Towards the end of his career, he will be considered one of the first three Canadians to play in major league baseball with Larry Walker and Ferguson Jenkins (respectable for League Walk) from Toronto. His overall performance will largely open the doors to the Hall of Fame.
Earlier this season, he joked that his young teammates didn’t know the real Joey Votto. The line he is currently experiencing highlights his potential.
Against the Phyllis yesterday, Voto scored his 14th home run in 19 games (26th this season), a new team mark for the Reds. This historic achievement is even more impressive considering the sheer number of talents that have marched through the dealership from the old Riverfront Stadium to the present day.
At 37, Votto is an event. Not only is he a remarkable bowler, he is also a very colorful man. His interactions with young fans this season and his past years and his sophisticated positions make him a different person.
Recall that a few weeks ago he mentioned that he was tired of hearing more negative comments about Astros and that it was time to go.
Battle quiet in recent years, he initially admitted his decline, but his 2021 season is up to his usual standard.
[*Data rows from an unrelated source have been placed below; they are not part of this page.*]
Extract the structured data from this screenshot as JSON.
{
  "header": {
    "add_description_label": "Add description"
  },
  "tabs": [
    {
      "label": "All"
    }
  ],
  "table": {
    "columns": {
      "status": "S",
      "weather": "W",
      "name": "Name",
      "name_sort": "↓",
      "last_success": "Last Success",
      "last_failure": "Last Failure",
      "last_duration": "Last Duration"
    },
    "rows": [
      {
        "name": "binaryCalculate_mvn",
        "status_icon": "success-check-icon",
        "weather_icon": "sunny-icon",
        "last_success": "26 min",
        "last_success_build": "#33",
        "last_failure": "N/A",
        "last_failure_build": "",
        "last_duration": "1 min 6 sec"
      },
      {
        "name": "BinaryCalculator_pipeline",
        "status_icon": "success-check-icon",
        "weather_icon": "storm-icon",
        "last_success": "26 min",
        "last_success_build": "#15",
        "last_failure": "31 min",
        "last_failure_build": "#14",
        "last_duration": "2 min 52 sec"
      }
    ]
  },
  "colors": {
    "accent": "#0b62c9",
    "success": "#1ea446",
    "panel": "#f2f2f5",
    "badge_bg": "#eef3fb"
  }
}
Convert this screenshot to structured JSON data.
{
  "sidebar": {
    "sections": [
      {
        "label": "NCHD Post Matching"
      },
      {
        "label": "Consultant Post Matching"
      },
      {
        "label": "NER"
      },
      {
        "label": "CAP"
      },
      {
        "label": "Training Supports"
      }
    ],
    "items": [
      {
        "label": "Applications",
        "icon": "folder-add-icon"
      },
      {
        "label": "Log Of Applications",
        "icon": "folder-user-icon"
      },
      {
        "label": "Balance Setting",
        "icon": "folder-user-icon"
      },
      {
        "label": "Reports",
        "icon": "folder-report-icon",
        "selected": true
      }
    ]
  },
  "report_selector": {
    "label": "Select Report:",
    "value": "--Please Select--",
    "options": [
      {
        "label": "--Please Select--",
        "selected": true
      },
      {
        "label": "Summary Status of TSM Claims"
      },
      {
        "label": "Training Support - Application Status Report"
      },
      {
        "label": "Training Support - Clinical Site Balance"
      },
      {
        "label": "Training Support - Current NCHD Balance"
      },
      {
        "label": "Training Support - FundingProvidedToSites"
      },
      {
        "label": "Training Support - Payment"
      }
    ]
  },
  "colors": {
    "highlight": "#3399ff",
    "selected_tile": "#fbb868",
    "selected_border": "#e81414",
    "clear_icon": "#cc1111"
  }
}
Normally, Voto’s inspiring performances have a very positive effect on his team’s performance and are still at the heart of the race in first place at the Centros de la National. He is second to Cincinnati Brewers in seven games.
A career-over .300 hitter, he hit Votto.285 this season and he consistently kicked the ball out of the stadium. Although he is no longer young, he is still confident in his defense and his enthusiasm takes over his training game after the game.
Notably, he is expected to enter the 2,000-hit club in the next few days, currently at 1,998.
Like good wine, Ontarian matures and regains his small full-bodied taste that has isolated him in the eyes of many pitchers since 2008, when he finished second in the Rookie of the Year poll since 2008 and second in the Giovanni Choto of Cubs.